note: entire contents copyright 1995 by Larry Stark
Written by Dean O'Donell Directed by Kimberly Faris Fran.........Leslie Arnott Hal...Sean Vincent Biggins Roger..........John Porell Marta.........Mary Kearney Everyman.........Rick Park Set Design by Mick Spence Costume Design by Jeffrey Sctott Burrows Lighting Design by Karen Perlow Stage Manager Kyle Rudgers Produced for CENTASTAGE by Joe Antoun, JohsnSchumacher and Tom Vance at THE BLACK BOX THEATRE through 24February Boston Center for The Arts 539 Tremont Street, BOSTON 1(617)536-5981
It's interesting that in Dean O'Donnell's short new play "For Want of A Name" both the department store security people and the flim-flam artists they combat refer to what they do as "a scam". It's also true that each of the three major characters here have things they would prefer not to reveal which become clear as the play unfolds. Initially a simple clash of competing obstinacies, the tense, engrossing battle spirals outward into ever new and fascnating territory.
O'Donnel has planed away inessentials until nearly every terse line of this hour and a quarter builds and illuminates the initially simple conflicts. Cop and criminal, ethical compromise and wholesale fraud, rectitude and outraged dignity, all turn eventually into obscure social games that lead to unintended disaster.
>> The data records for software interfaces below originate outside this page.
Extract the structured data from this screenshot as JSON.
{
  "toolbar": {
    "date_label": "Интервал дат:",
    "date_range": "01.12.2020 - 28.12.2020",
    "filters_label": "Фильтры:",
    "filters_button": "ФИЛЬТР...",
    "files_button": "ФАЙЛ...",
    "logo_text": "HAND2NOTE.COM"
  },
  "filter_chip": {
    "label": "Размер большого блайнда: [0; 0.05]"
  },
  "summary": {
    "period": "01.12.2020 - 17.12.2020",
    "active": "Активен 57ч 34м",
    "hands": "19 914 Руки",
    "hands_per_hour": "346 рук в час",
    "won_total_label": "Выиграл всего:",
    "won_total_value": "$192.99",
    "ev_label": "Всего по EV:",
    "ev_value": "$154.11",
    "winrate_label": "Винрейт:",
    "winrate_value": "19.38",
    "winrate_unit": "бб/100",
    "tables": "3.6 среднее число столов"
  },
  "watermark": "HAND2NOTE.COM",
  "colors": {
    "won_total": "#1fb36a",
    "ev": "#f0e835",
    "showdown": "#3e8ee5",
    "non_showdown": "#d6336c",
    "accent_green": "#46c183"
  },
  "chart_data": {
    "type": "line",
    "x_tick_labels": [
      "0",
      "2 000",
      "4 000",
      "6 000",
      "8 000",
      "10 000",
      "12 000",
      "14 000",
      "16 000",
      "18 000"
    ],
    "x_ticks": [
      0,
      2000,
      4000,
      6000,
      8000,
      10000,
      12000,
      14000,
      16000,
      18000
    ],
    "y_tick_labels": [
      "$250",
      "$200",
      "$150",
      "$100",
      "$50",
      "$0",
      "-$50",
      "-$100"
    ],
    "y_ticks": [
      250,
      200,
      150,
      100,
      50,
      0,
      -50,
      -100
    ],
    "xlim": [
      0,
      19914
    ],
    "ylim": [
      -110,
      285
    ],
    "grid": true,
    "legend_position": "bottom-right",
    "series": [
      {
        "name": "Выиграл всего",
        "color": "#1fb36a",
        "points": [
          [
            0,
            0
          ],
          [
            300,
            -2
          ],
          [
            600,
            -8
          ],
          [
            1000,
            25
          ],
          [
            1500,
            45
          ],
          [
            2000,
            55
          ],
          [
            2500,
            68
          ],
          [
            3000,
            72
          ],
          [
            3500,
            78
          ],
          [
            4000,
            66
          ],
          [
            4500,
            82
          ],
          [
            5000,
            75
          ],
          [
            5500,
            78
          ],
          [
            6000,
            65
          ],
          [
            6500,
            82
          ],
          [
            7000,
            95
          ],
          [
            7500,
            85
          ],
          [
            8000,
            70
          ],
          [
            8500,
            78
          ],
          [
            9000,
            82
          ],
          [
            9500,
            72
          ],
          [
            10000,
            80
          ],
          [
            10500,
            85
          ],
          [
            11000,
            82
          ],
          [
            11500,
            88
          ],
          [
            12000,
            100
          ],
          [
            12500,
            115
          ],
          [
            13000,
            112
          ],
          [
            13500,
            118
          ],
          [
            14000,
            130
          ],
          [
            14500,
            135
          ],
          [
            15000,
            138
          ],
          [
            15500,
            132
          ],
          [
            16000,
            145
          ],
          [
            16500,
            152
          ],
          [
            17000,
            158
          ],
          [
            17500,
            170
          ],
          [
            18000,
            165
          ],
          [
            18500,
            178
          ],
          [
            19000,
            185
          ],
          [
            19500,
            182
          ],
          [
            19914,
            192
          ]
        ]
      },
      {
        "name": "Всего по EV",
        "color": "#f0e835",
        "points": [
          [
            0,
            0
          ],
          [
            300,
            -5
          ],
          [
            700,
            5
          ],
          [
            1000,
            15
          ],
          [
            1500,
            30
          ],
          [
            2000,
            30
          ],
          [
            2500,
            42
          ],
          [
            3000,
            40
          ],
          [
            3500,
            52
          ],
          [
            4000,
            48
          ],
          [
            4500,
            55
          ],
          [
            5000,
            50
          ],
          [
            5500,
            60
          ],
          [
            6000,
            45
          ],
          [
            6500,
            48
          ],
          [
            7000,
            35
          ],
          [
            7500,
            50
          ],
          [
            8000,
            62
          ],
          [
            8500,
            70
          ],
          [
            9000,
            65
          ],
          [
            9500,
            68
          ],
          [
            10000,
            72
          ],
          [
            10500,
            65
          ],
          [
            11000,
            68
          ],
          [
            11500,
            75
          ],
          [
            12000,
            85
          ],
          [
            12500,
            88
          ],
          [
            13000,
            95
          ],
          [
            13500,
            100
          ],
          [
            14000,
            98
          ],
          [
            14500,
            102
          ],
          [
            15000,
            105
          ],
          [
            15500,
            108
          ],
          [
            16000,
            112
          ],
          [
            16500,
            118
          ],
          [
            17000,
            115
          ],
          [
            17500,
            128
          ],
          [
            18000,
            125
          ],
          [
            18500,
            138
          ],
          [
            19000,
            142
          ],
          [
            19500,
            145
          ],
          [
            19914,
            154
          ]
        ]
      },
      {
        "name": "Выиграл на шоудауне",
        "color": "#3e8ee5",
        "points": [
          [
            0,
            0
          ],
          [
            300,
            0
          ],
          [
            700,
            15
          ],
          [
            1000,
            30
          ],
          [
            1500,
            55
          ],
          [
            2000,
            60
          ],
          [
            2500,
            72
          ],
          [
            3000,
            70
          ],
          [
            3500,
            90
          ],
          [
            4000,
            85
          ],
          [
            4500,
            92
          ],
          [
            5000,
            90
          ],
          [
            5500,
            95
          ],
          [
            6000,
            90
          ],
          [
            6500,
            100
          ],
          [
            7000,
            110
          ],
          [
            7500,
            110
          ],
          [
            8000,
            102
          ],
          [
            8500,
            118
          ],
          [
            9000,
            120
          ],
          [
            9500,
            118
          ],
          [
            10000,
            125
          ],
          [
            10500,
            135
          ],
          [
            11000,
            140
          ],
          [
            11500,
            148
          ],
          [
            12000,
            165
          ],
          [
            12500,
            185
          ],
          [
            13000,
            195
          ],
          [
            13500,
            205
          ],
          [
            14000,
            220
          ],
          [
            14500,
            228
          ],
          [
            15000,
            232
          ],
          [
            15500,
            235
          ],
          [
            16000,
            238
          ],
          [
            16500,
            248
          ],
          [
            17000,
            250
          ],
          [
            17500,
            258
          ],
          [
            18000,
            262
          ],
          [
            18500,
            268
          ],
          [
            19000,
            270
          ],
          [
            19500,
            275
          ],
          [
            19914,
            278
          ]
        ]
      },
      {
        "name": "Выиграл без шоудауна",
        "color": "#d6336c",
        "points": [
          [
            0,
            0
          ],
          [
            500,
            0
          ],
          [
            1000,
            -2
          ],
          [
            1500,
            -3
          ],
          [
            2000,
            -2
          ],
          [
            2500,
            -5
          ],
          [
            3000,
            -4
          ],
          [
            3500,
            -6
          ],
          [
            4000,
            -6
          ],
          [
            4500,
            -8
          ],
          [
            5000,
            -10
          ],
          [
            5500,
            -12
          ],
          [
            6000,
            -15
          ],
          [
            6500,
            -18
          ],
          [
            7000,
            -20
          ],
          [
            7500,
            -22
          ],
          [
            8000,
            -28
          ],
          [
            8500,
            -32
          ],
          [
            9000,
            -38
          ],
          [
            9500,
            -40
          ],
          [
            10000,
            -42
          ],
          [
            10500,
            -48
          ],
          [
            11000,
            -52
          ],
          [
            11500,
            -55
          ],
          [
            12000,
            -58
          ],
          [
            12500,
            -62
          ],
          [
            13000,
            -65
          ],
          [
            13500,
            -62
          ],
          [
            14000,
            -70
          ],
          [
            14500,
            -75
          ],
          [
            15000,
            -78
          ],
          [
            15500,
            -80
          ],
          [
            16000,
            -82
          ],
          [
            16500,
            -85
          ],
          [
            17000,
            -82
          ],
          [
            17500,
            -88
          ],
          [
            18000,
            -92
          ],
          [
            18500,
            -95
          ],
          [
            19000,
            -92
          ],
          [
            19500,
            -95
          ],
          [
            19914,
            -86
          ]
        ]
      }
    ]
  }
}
The program prints a sequence of scenes that is worse than useless. Anyone seeing the play should remember that a series of short scenes concern the interrogation of a shop-lifting suspect that proceeds through real time for about four hours. This sequence is interrupted by several other scenes which, except the last one concerning the aftermath of the interrogation, are all flash-backs to pertinent previous events. O'Donnell thus widens the awareness of conflicts and motives bit by bit as more and more background is revealed.
A young but experienced store-detective badgers and harries a suspected shop-lifter who will say nothing except "Oh, you can call me Roger if you want," while an older, inexperienced security-guard tries to learn to do her job. But the suspect is a scam-artist who'd prefer to make his young assistant/mistress go back to college, while the detectives have, each for separate reasons, initiated a brief extra-marital affair. Who gets to cast the first stone, and at whom?
Director Kimberly Faris keeps the tension taut, and gets excellent performances from the small if perhaps under-rehearsed cast. Sean Vincent Biggins has concentrated on the chief interrogator's basic insecurity, but has yet to attain all the bullying bluster and bravado with which he masks it. But Leslie Arnott captures all the aging integrity in his new assistant, and John Porell remains, through all indignities, an unflappable stone wall. Mary Kearney is youth romanticizing her fling at a life of crime, while Rick Park handles three small roles so solidly he could be three separate actors.
Still, at opening this cast was content to deliver O'Donnell's lines rather than dominate them. Centastage has found a good new script --- spare, intense, and insightful --- and the more the cast becomes comfortable with these complicated characters, the more relaxed and revealing their performances will be. There is always more to be mined out of a script as good as this.